Given data: Begin
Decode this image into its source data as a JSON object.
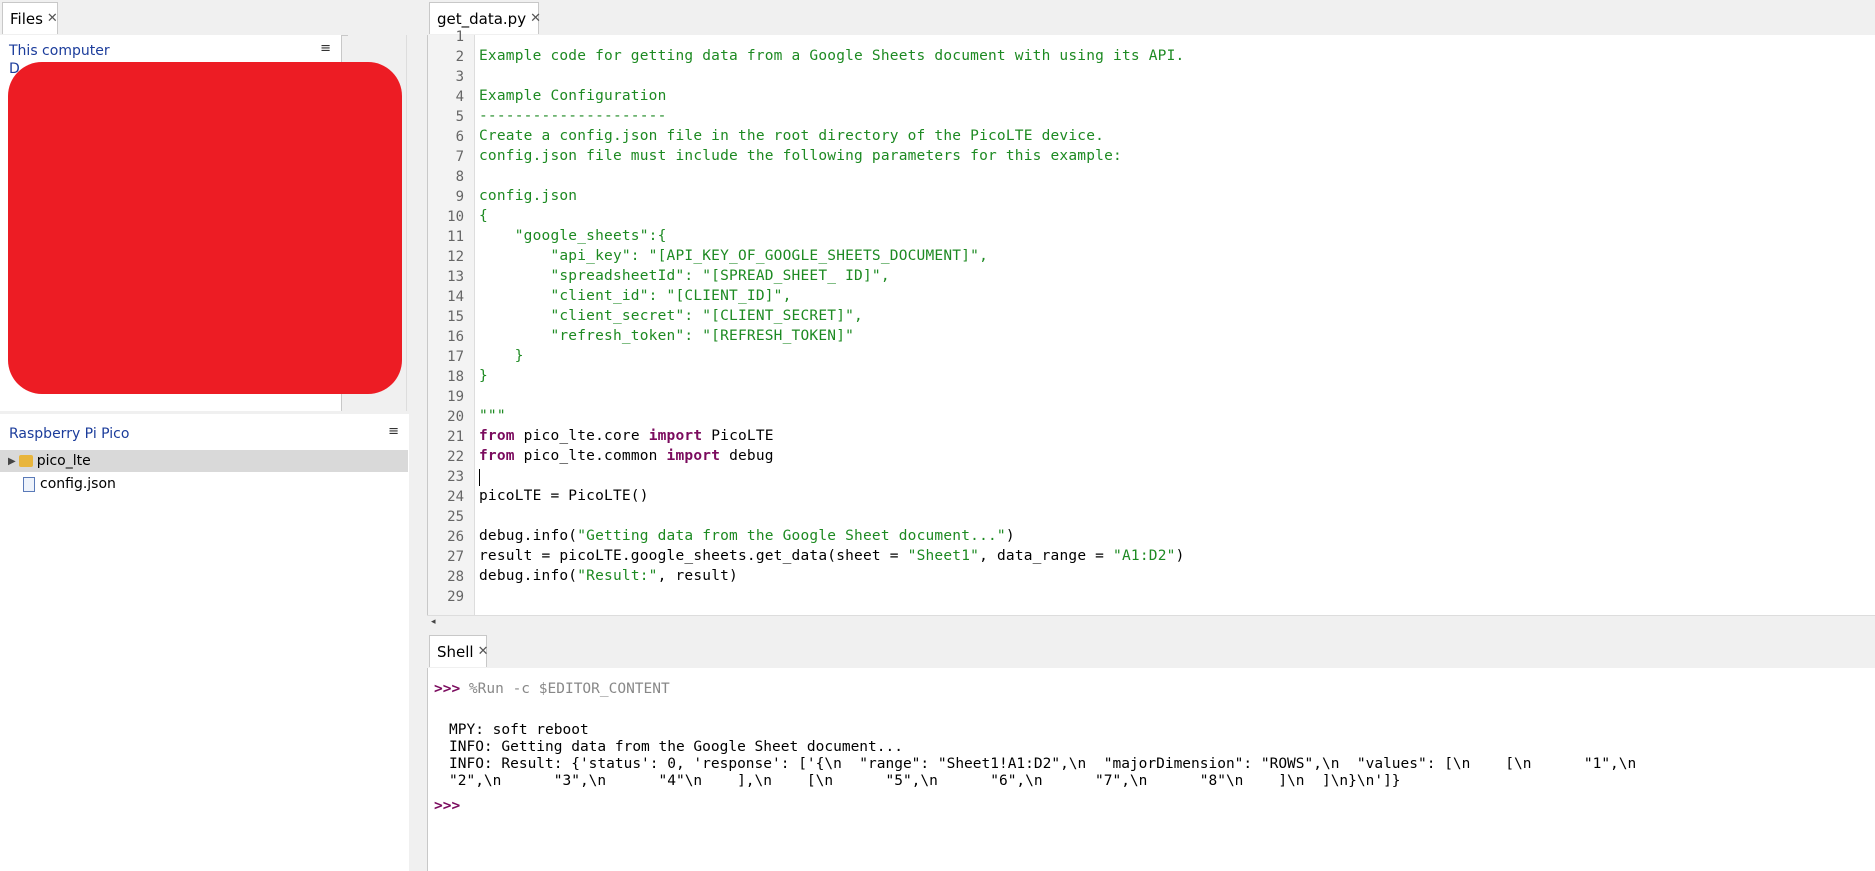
{
  "files_tab": {
    "label": "Files",
    "close": "✕"
  },
  "local": {
    "title": "This computer",
    "hint": "D",
    "menu": "≡"
  },
  "pico": {
    "title": "Raspberry Pi Pico",
    "menu": "≡",
    "items": [
      {
        "label": "pico_lte",
        "type": "folder"
      },
      {
        "label": "config.json",
        "type": "file"
      }
    ]
  },
  "editor_tab": {
    "label": "get_data.py",
    "close": "✕"
  },
  "editor": {
    "line_numbers": [
      "1",
      "2",
      "3",
      "4",
      "5",
      "6",
      "7",
      "8",
      "9",
      "10",
      "11",
      "12",
      "13",
      "14",
      "15",
      "16",
      "17",
      "18",
      "19",
      "20",
      "21",
      "22",
      "23",
      "24",
      "25",
      "26",
      "27",
      "28",
      "29"
    ],
    "lines": {
      "l2": "Example code for getting data from a Google Sheets document with using its API.",
      "l4": "Example Configuration",
      "l5": "---------------------",
      "l6": "Create a config.json file in the root directory of the PicoLTE device.",
      "l7": "config.json file must include the following parameters for this example:",
      "l9": "config.json",
      "l10": "{",
      "l11": "    \"google_sheets\":{",
      "l12": "        \"api_key\": \"[API_KEY_OF_GOOGLE_SHEETS_DOCUMENT]\",",
      "l13": "        \"spreadsheetId\": \"[SPREAD_SHEET_ ID]\",",
      "l14": "        \"client_id\": \"[CLIENT_ID]\",",
      "l15": "        \"client_secret\": \"[CLIENT_SECRET]\",",
      "l16": "        \"refresh_token\": \"[REFRESH_TOKEN]\"",
      "l17": "    }",
      "l18": "}",
      "l20": "\"\"\"",
      "l21_kw1": "from",
      "l21_mod": " pico_lte.core ",
      "l21_kw2": "import",
      "l21_name": " PicoLTE",
      "l22_kw1": "from",
      "l22_mod": " pico_lte.common ",
      "l22_kw2": "import",
      "l22_name": " debug",
      "l24": "picoLTE = PicoLTE()",
      "l26_a": "debug.info(",
      "l26_s": "\"Getting data from the Google Sheet document...\"",
      "l26_b": ")",
      "l27_a": "result = picoLTE.google_sheets.get_data(sheet = ",
      "l27_s1": "\"Sheet1\"",
      "l27_b": ", data_range = ",
      "l27_s2": "\"A1:D2\"",
      "l27_c": ")",
      "l28_a": "debug.info(",
      "l28_s": "\"Result:\"",
      "l28_b": ", result)"
    }
  },
  "shell_tab": {
    "label": "Shell",
    "close": "✕"
  },
  "shell": {
    "prompt": ">>>",
    "command": " %Run -c $EDITOR_CONTENT",
    "out1": "MPY: soft reboot",
    "out2": "INFO: Getting data from the Google Sheet document...",
    "out3": "INFO: Result: {'status': 0, 'response': ['{\\n  \"range\": \"Sheet1!A1:D2\",\\n  \"majorDimension\": \"ROWS\",\\n  \"values\": [\\n    [\\n      \"1\",\\n",
    "out4": "\"2\",\\n      \"3\",\\n      \"4\"\\n    ],\\n    [\\n      \"5\",\\n      \"6\",\\n      \"7\",\\n      \"8\"\\n    ]\\n  ]\\n}\\n']}"
  }
}
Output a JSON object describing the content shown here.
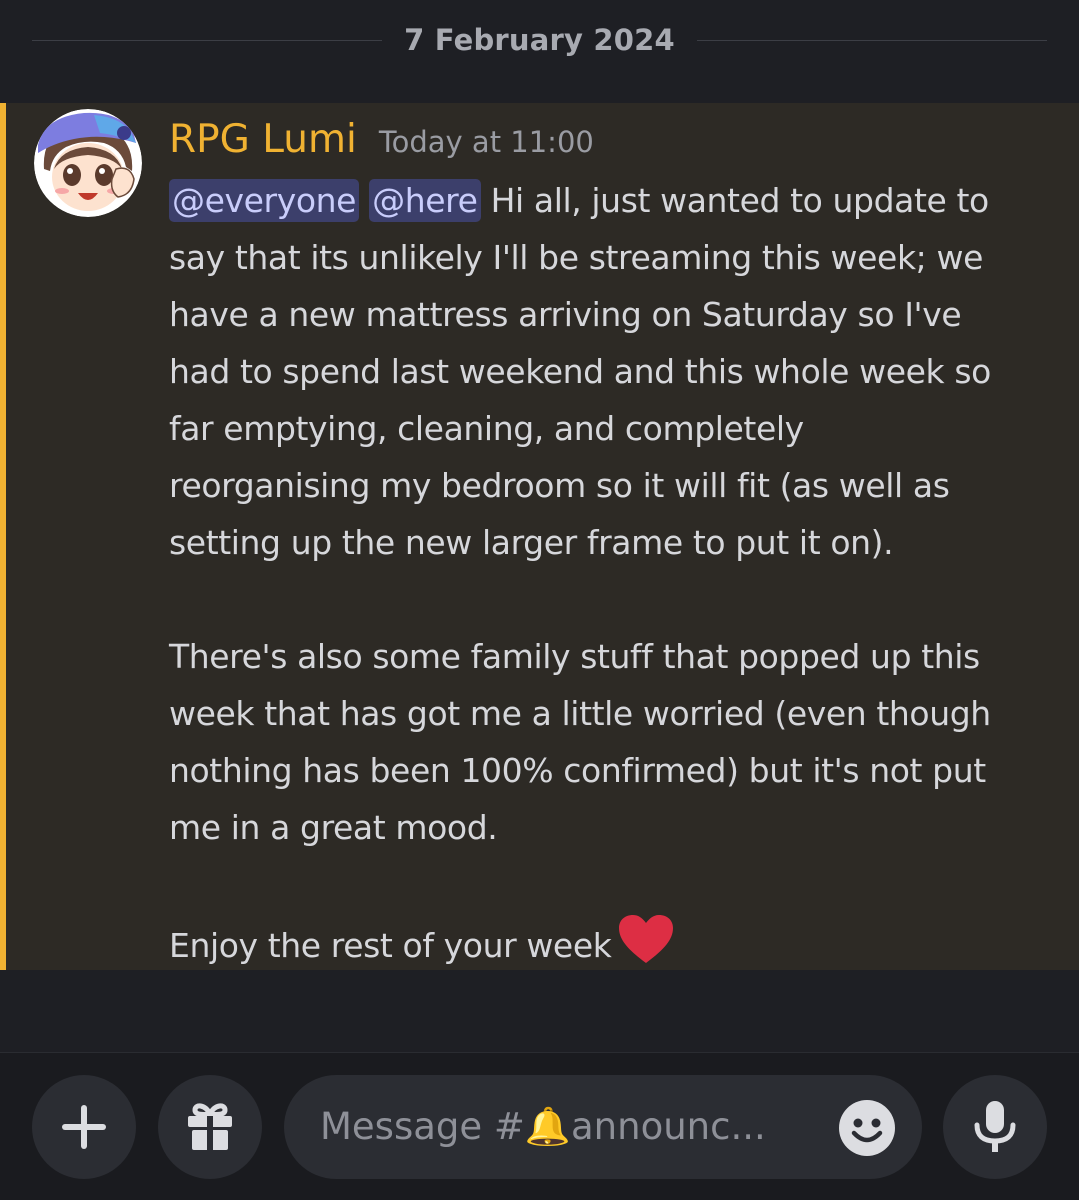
{
  "divider": {
    "date": "7 February 2024"
  },
  "message": {
    "author": "RPG Lumi",
    "timestamp": "Today at 11:00",
    "highlight_color": "#f0b232",
    "mentions": [
      "@everyone",
      "@here"
    ],
    "line1_rest": " Hi all, just wanted to update to",
    "lines_p1": [
      "say that its unlikely I'll be streaming this week; we",
      "have a new mattress arriving on Saturday so I've",
      "had to spend last weekend and this whole week so",
      "far emptying, cleaning, and completely",
      "reorganising my bedroom so it will fit (as well as",
      "setting up the new larger frame to put it on)."
    ],
    "lines_p2": [
      "There's also some family stuff that popped up this",
      "week that has got me a little worried (even though",
      "nothing has been 100% confirmed) but it's not put",
      "me in a great mood."
    ],
    "closing": "Enjoy the rest of your week",
    "closing_emoji": "heart-emoji"
  },
  "composer": {
    "placeholder": "Message #🔔announc...",
    "buttons": [
      "plus-icon",
      "gift-icon",
      "emoji-icon",
      "microphone-icon"
    ]
  }
}
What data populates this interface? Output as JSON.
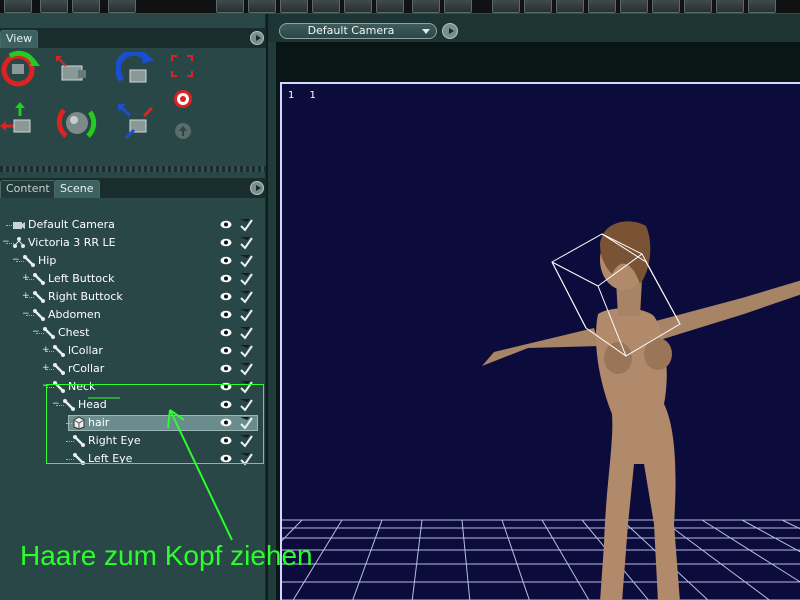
{
  "left_panel": {
    "view_tab": "View",
    "content_tab": "Content",
    "scene_tab": "Scene"
  },
  "viewport": {
    "camera_label": "Default Camera",
    "coords": "1 1"
  },
  "scene_tree": [
    {
      "label": "Default Camera",
      "icon": "camera-icon",
      "depth": 0
    },
    {
      "label": "Victoria 3 RR LE",
      "icon": "figure-icon",
      "depth": 0
    },
    {
      "label": "Hip",
      "icon": "bone-icon",
      "depth": 1
    },
    {
      "label": "Left Buttock",
      "icon": "bone-icon",
      "depth": 2
    },
    {
      "label": "Right Buttock",
      "icon": "bone-icon",
      "depth": 2
    },
    {
      "label": "Abdomen",
      "icon": "bone-icon",
      "depth": 2
    },
    {
      "label": "Chest",
      "icon": "bone-icon",
      "depth": 3
    },
    {
      "label": "lCollar",
      "icon": "bone-icon",
      "depth": 4
    },
    {
      "label": "rCollar",
      "icon": "bone-icon",
      "depth": 4
    },
    {
      "label": "Neck",
      "icon": "bone-icon",
      "depth": 4
    },
    {
      "label": "Head",
      "icon": "bone-icon",
      "depth": 5
    },
    {
      "label": "hair",
      "icon": "prop-icon",
      "depth": 6,
      "selected": true
    },
    {
      "label": "Right Eye",
      "icon": "bone-icon",
      "depth": 6
    },
    {
      "label": "Left Eye",
      "icon": "bone-icon",
      "depth": 6
    }
  ],
  "annotation": {
    "text": "Haare zum Kopf ziehen",
    "color": "#2bff2b"
  }
}
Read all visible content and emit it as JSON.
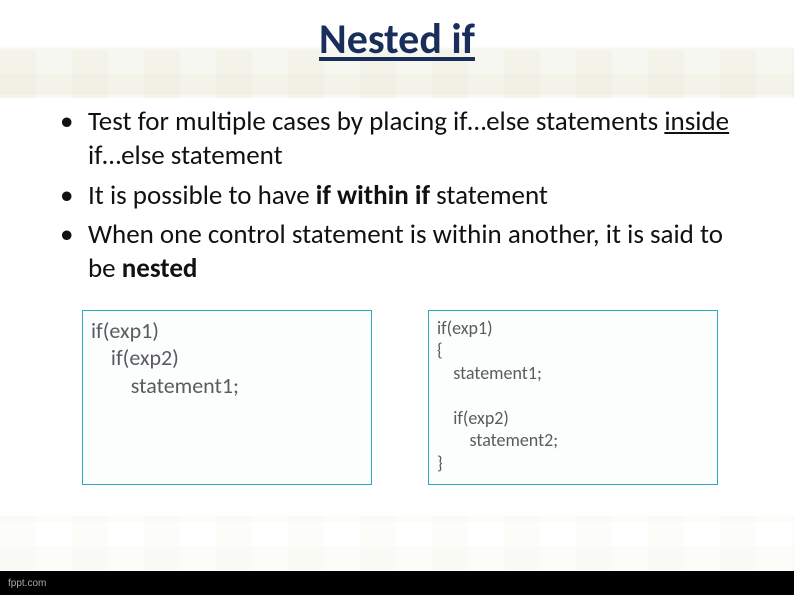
{
  "title": "Nested if",
  "bullets": {
    "b1a": "Test for multiple cases by placing if…else statements ",
    "b1b": "inside",
    "b1c": " if…else statement",
    "b2a": "It is possible to have ",
    "b2b": "if within if",
    "b2c": " statement",
    "b3a": "When one control statement is within another, it is said to be ",
    "b3b": "nested"
  },
  "code": {
    "left": "if(exp1)\n    if(exp2)\n        statement1;",
    "right": "if(exp1)\n{\n    statement1;\n\n    if(exp2)\n        statement2;\n}"
  },
  "footer": "fppt.com"
}
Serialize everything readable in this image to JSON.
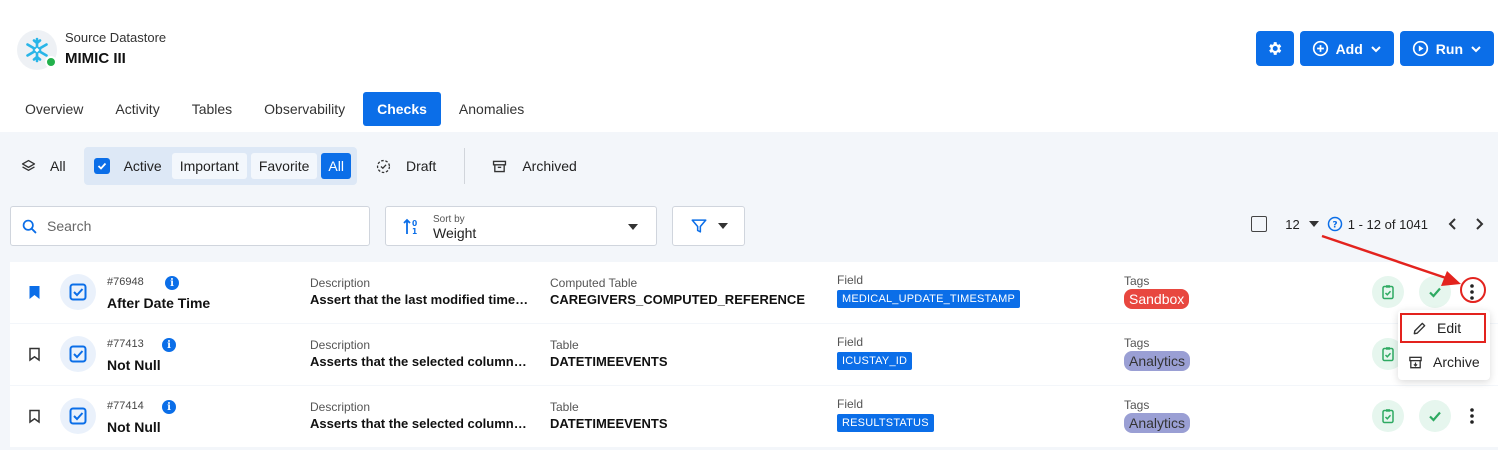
{
  "datastore": {
    "subtitle": "Source Datastore",
    "title": "MIMIC III",
    "logo_icon": "snowflake-icon",
    "status_color": "#22b14c"
  },
  "header_actions": {
    "settings_icon": "gear-icon",
    "add_label": "Add",
    "run_label": "Run"
  },
  "tabs": [
    {
      "label": "Overview",
      "active": false
    },
    {
      "label": "Activity",
      "active": false
    },
    {
      "label": "Tables",
      "active": false
    },
    {
      "label": "Observability",
      "active": false
    },
    {
      "label": "Checks",
      "active": true
    },
    {
      "label": "Anomalies",
      "active": false
    }
  ],
  "filters": {
    "all_label": "All",
    "active_label": "Active",
    "important_label": "Important",
    "favorite_label": "Favorite",
    "all_chip_label": "All",
    "draft_label": "Draft",
    "archived_label": "Archived"
  },
  "search": {
    "placeholder": "Search"
  },
  "sort": {
    "label": "Sort by",
    "value": "Weight"
  },
  "pagination": {
    "per_page": "12",
    "range": "1 - 12 of 1041"
  },
  "rows": [
    {
      "id": "#76948",
      "name": "After Date Time",
      "bookmarked": true,
      "desc_label": "Description",
      "desc": "Assert that the last modified time…",
      "table_label": "Computed Table",
      "table": "CAREGIVERS_COMPUTED_REFERENCE",
      "field_label": "Field",
      "field": "MEDICAL_UPDATE_TIMESTAMP",
      "tags_label": "Tags",
      "tag": "Sandbox"
    },
    {
      "id": "#77413",
      "name": "Not Null",
      "bookmarked": false,
      "desc_label": "Description",
      "desc": "Asserts that the selected column…",
      "table_label": "Table",
      "table": "DATETIMEEVENTS",
      "field_label": "Field",
      "field": "ICUSTAY_ID",
      "tags_label": "Tags",
      "tag": "Analytics"
    },
    {
      "id": "#77414",
      "name": "Not Null",
      "bookmarked": false,
      "desc_label": "Description",
      "desc": "Asserts that the selected column…",
      "table_label": "Table",
      "table": "DATETIMEEVENTS",
      "field_label": "Field",
      "field": "RESULTSTATUS",
      "tags_label": "Tags",
      "tag": "Analytics"
    }
  ],
  "menu": {
    "edit_label": "Edit",
    "archive_label": "Archive"
  },
  "colors": {
    "accent": "#0b6ee8",
    "highlight": "#e3231e",
    "sandbox": "#e8473f",
    "analytics": "#9a9fd4"
  }
}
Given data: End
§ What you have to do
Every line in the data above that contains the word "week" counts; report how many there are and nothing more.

§ Solved problem
4